Some of this is baked in the cake. The Chihuahuan desert will march north, embracing the southern half of the state. All forms of water – in the soil as well as in rivers, reservoirs, and pipes – will be considerably scarcer. Real estate values will decline, at a pace and to a degree dependent in part on policy. Powerful parties with financial and psychic investments in the status quo will block the dissemination of knowledge – not just selectively, since it is hard to pick and choose, but willy-nilly all knowledge, for which propaganda and ideology are the ersatz. All factors which might lead to devaluation of those fixed investments and income streams, such as democratic voice and standing that might eventually lead to other priorities, are being systematically cut down, abetted by the unconsciousness of those who might otherwise defend them. This process is very far along.
So we have an emergency, as surely everybody knows. For responsible and healthy adults, business as usual cannot continue under such circumstances, in either normative or actual terms. “Responsible” and “business as usual” are not compatible adjectives.

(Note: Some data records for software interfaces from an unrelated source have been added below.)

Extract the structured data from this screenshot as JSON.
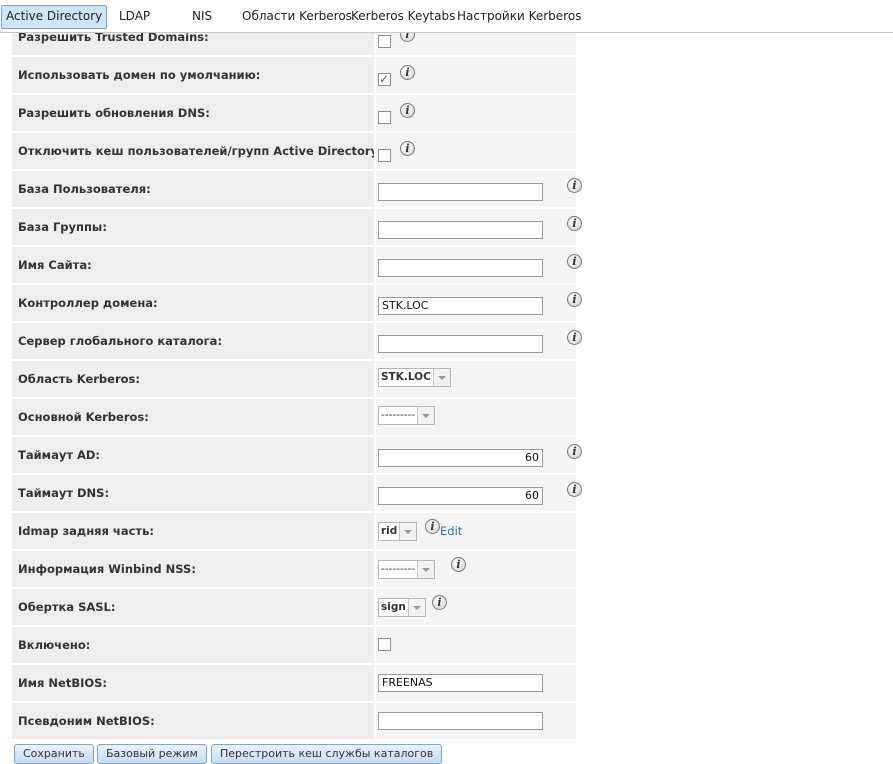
{
  "tabs": [
    {
      "label": "Active Directory",
      "active": true
    },
    {
      "label": "LDAP"
    },
    {
      "label": "NIS"
    },
    {
      "label": "Области Kerberos"
    },
    {
      "label": "Kerberos Keytabs"
    },
    {
      "label": "Настройки Kerberos"
    }
  ],
  "form": {
    "allow_trusted_domains": {
      "label": "Разрешить Trusted Domains:",
      "checked": false
    },
    "use_default_domain": {
      "label": "Использовать домен по умолчанию:",
      "checked": true,
      "mark": "✓"
    },
    "allow_dns_updates": {
      "label": "Разрешить обновления DNS:",
      "checked": false
    },
    "disable_cache": {
      "label": "Отключить кеш пользователей/групп Active Directory:",
      "checked": false
    },
    "user_base": {
      "label": "База Пользователя:",
      "value": ""
    },
    "group_base": {
      "label": "База Группы:",
      "value": ""
    },
    "site_name": {
      "label": "Имя Сайта:",
      "value": ""
    },
    "domain_controller": {
      "label": "Контроллер домена:",
      "value": "STK.LOC"
    },
    "global_catalog": {
      "label": "Сервер глобального каталога:",
      "value": ""
    },
    "kerberos_realm": {
      "label": "Область Kerberos:",
      "selected": "STK.LOC"
    },
    "kerberos_principal": {
      "label": "Основной Kerberos:",
      "selected": "---------"
    },
    "ad_timeout": {
      "label": "Таймаут AD:",
      "value": "60"
    },
    "dns_timeout": {
      "label": "Таймаут DNS:",
      "value": "60"
    },
    "idmap_backend": {
      "label": "Idmap задняя часть:",
      "selected": "rid",
      "edit_label": "Edit"
    },
    "winbind_nss": {
      "label": "Информация Winbind NSS:",
      "selected": "---------"
    },
    "sasl_wrapping": {
      "label": "Обертка SASL:",
      "selected": "sign"
    },
    "enabled": {
      "label": "Включено:",
      "checked": false
    },
    "netbios_name": {
      "label": "Имя NetBIOS:",
      "value": "FREENAS"
    },
    "netbios_alias": {
      "label": "Псевдоним NetBIOS:",
      "value": ""
    }
  },
  "info_icon_glyph": "i",
  "buttons": {
    "save": "Сохранить",
    "basic_mode": "Базовый режим",
    "rebuild_cache": "Перестроить кеш службы каталогов"
  }
}
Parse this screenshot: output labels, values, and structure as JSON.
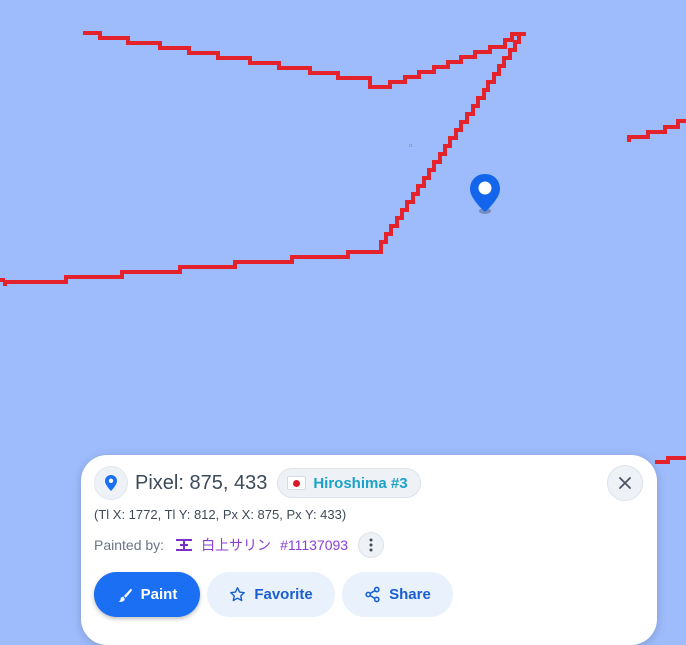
{
  "pixel_info": {
    "pixel_label": "Pixel: 875, 433",
    "region_chip": "Hiroshima #3",
    "coords_line": "(Tl X: 1772, Tl Y: 812, Px X: 875, Px Y: 433)",
    "painted_by_label": "Painted by:",
    "painter_name": "白上サリン",
    "painter_id": "#11137093"
  },
  "actions": {
    "paint_label": "Paint",
    "favorite_label": "Favorite",
    "share_label": "Share"
  },
  "icons": [
    "map-pin-icon",
    "japan-flag-icon",
    "close-icon",
    "user-flag-icon",
    "more-vertical-icon",
    "paintbrush-icon",
    "star-icon",
    "share-icon"
  ],
  "colors": {
    "map_background": "#9ebcfc",
    "border_line": "#e3222b",
    "accent": "#1a6ff2",
    "region_chip_text": "#1aa3c9",
    "painter_text": "#8a3fd8"
  }
}
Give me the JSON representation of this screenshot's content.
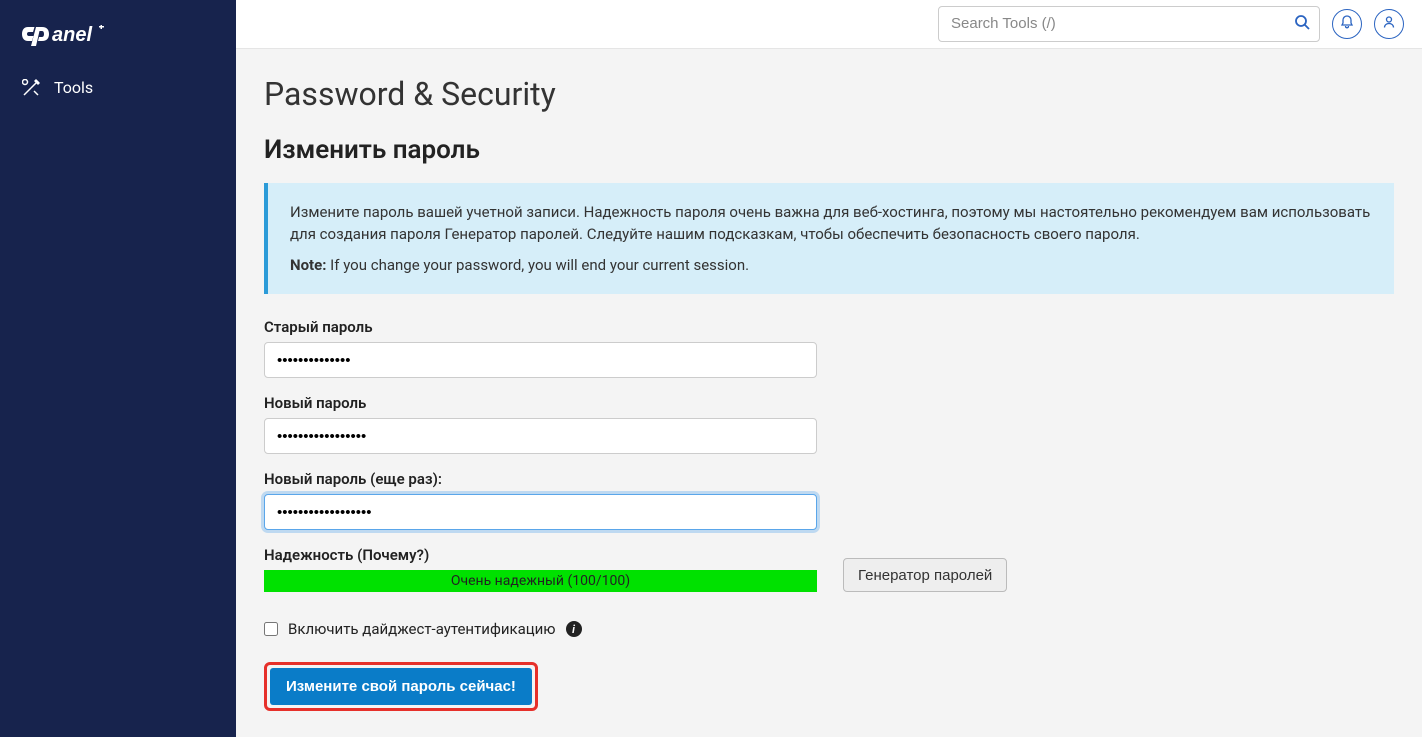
{
  "sidebar": {
    "logo_alt": "cPanel",
    "nav": {
      "tools_label": "Tools"
    }
  },
  "topbar": {
    "search_placeholder": "Search Tools (/)"
  },
  "page": {
    "title": "Password & Security",
    "section_title": "Изменить пароль",
    "info": {
      "text": "Измените пароль вашей учетной записи. Надежность пароля очень важна для веб-хостинга, поэтому мы настоятельно рекомендуем вам использовать для создания пароля Генератор паролей. Следуйте нашим подсказкам, чтобы обеспечить безопасность своего пароля.",
      "note_label": "Note:",
      "note_text": " If you change your password, you will end your current session."
    },
    "form": {
      "old_password_label": "Старый пароль",
      "old_password_value": "••••••••••••••",
      "new_password_label": "Новый пароль",
      "new_password_value": "•••••••••••••••••",
      "confirm_password_label": "Новый пароль (еще раз):",
      "confirm_password_value": "••••••••••••••••••",
      "strength_label": "Надежность (Почему?)",
      "strength_text": "Очень надежный (100/100)",
      "generator_label": "Генератор паролей",
      "digest_label": "Включить дайджест-аутентификацию",
      "submit_label": "Измените свой пароль сейчас!"
    }
  }
}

No one can fully understand all this or what to do about it. The Study Group is a collection of people who have been trying to do so for a long time – several decades, for some of us.
It is clear that our various roles and careers must now change, and they are being changed. Each of us can be powerfully protective of life, if we choose to be. Opinion and sentiment merely avail nothing. Which side are you on?
 For a good discussion of this issue see Charles Hall, Stephen Balogh, and David J. R. Murphy, “What is the Minimum EROI that a Sustainable Society Must Have?” (pdf).
 Exceptions are minor. Existing hydropower is the least fuel-dependent large-scale energy source we have, although even it requires maintenance services that depend heavily on fossil fuels. New hydropower, even if it were environmentally acceptable, is obviously another matter.
Nuclear power, which we might mistakenly think does not rely on fossil fuels, is actually totally dependent on them. Leaving aside the uranium mining problem, nuclear power requires exacting conditions to operate safely and reliably that include diverse and reliable general and specialized supply chains, a stable electrical grid, near-certain physical security, and many other social, political, and economic conditions that directly or indirectly dependent on thermodynamically-cheap fossil fuels. Until proven otherwise it is therefore best to assume that nuclear power, but only where certain exacting conditions are present (the extent of which is highly debatable), can amplify or complement a fossil fuel-based energy system. In any case there is no indication that a safe, reliable, large-scale nuclear power based energy system would be possible without the heavy use of relatively cheap fossil fuels. In particular I am unaware of studies that examine the practicality of nuclear power under conditions of declining transport fuel availability. Nuclear power, because of its extreme energy density (several orders of magnitude higher than chemical reactions), and the dangers to life posed by those reactions and their waste products, appears to be the most fragile “non-fossil-fuel” (sic) energy source we have. To some degree this is expressed in its ever-rising cost despite extensive public subsidies, but many of the most important underlying managerial risks are still clearly not “marked to market.”
 Other industrial gases we produce in large quantities are far more potent still, pound for pound. James Hansen tells us that he output of a single refrigerant factory is sufficient to ensure there will never be another ice age.